"It's an all-species, all-singing and dancing fish pass," said Kye Jerrom, a fisheries technical specialist with the EA. "It's a massive project. It's such a significant site it needed something like this."

The pipeline (right...) was designed and built in Holland, before being shipped across to Stoke Ferry in sections. It has a series of baffles and pools inside, to ensure the flow remains negotiable for all species. It also has a special eel lane, which helps anguilla ascend on its way inland, where it spends its life before returning to the sea for the long journey to its far-flung spawning grounds. 

It also contains sensors which can detect PIT (Passive Integrated Transponder) tags.

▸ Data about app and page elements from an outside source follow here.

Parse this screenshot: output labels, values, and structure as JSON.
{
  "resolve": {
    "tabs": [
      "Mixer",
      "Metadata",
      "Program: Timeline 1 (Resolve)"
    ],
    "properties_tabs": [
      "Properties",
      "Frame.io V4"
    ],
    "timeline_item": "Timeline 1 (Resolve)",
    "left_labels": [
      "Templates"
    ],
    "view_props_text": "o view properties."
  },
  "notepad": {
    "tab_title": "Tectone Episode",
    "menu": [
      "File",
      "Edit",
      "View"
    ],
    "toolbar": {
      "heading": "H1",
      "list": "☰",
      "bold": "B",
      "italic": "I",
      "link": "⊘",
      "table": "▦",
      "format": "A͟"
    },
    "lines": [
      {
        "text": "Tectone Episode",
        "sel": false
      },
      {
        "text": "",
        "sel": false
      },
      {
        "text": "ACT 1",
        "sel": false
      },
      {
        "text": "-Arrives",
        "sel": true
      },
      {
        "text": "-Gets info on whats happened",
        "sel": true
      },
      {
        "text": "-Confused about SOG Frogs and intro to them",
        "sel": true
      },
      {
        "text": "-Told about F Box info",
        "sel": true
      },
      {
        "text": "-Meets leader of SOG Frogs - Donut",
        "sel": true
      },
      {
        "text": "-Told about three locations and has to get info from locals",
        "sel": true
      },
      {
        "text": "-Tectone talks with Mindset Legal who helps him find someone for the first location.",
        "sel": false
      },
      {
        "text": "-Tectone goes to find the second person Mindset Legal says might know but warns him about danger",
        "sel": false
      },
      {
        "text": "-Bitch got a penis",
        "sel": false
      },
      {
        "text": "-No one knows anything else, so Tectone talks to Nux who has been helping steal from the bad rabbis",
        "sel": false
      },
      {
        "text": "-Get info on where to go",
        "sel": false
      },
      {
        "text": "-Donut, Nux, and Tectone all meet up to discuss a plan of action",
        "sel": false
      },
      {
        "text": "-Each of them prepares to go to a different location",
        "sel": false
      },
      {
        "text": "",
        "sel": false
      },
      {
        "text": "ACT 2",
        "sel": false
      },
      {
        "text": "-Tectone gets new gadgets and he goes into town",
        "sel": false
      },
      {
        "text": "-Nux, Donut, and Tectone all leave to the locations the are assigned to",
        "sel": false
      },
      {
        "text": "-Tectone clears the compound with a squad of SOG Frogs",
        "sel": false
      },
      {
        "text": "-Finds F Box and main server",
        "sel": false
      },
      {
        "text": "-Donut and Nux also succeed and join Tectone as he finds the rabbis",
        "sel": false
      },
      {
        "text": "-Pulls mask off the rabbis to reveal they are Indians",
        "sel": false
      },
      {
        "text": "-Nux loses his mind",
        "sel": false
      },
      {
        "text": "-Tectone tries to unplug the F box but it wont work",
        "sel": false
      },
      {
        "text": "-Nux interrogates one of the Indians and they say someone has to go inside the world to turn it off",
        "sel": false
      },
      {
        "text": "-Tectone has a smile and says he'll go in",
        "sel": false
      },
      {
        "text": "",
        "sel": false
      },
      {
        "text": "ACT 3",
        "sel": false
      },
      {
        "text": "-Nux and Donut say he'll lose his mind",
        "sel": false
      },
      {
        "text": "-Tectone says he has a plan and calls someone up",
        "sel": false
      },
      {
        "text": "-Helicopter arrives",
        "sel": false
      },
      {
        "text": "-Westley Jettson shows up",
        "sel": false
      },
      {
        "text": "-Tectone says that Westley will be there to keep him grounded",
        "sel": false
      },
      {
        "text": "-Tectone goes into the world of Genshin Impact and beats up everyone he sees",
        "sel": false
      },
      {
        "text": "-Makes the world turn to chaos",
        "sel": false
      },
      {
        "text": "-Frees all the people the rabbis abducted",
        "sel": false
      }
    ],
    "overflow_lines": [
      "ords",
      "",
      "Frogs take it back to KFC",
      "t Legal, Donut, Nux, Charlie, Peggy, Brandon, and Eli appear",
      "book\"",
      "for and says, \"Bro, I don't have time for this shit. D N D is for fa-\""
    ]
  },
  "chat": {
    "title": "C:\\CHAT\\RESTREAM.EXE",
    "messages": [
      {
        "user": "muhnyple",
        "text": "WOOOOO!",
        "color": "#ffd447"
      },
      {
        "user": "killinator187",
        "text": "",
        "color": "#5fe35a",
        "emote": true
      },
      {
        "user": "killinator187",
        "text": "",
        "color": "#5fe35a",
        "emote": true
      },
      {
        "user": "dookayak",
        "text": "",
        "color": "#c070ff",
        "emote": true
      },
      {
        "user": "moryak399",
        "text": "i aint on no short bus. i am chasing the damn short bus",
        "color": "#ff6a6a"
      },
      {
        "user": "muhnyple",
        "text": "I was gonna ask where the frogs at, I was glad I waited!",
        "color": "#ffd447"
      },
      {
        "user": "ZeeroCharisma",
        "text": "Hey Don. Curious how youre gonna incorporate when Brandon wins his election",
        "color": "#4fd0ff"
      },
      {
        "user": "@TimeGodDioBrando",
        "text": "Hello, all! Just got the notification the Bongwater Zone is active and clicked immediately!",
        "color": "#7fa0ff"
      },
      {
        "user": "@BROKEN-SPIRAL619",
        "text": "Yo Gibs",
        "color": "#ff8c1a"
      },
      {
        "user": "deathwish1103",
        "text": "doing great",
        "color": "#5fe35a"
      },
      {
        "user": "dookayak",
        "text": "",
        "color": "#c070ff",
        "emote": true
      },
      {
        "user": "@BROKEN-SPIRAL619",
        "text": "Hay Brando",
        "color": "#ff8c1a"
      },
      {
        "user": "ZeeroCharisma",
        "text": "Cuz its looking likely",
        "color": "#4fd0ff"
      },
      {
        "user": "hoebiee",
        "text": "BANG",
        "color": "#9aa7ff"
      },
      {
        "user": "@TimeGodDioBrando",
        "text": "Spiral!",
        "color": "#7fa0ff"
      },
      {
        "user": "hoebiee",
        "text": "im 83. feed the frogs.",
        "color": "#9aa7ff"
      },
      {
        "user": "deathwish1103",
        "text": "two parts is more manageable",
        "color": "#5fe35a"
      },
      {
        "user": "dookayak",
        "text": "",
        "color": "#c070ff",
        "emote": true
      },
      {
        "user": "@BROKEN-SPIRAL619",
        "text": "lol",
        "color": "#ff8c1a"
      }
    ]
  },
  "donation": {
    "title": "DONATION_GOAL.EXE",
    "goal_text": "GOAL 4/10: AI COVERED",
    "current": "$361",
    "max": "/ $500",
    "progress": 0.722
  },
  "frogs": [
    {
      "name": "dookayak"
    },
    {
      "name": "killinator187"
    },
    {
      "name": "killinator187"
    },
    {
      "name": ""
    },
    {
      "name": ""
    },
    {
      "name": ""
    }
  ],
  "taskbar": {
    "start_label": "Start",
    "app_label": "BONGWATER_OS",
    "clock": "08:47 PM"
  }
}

Around 150 fish have been caught and tagged as part of a special research project. The EA plans to tag a further 200 each year, to build up an ongoing picture of fish movements. So far roach, rudd, chub, tench, trout and eels have been tagged at Stoke.

Scientist Karen Twine, from the International Fisheries Institute at Hull University, is known as the Barbel Lady for her work radio-tracking barbel on the Great Ouse. The study showed that barbel in the river were not being predated by otters, but were declining because their spawning grounds were silting up.

Now she's shifted the focus of her research to the Fens, where she'll be keeping an eye on Eel 2, Trout 3, Roach 19 and other tagged fish, to monitor their movements as they travel from one part of the system to the other.

As well as the PIT tags, Karen said she'll be using acoustic tracking - along similar lines to her acclaimed barbel research - to learn more about what's going on in our rivers and drains. You can just about see the tiny tag in the picture.

While there are no plans to study pike at present, the PIT tags might just do so by default. For the gizmos should keep on working if Roach 19 happens to get eaten by one.

This is exciting, cutting edge stuff. Meet Kye and Karen and you can't fail to be impressed by their passion for their subject matter and their drive to advance our knowledge of how fish in our rivers and drains are faring.

There are hopes that similar siphons will be installed elsewhere - the next location which has been pencilled in is between the Ouse and the Relief Channel, at Denver. Maybe, just maybe, the future of our fisheries isn't quite as bleak as it's sometimes painted.

One thing's certain - we're going to find out a whole lot more about our bread and butter coarse fish, as well as rarities like eels and sea trout, over the next few years. 


  1. Does this theme has to do with your education sphere or perhaps is it mostly about your hobbies and types of spending your free time?

  2. Hi AndrewSommer,

    A bit of both really. I spend most of my spare time fishing in the winter but am fascinated by the environmental side of things and often write about it.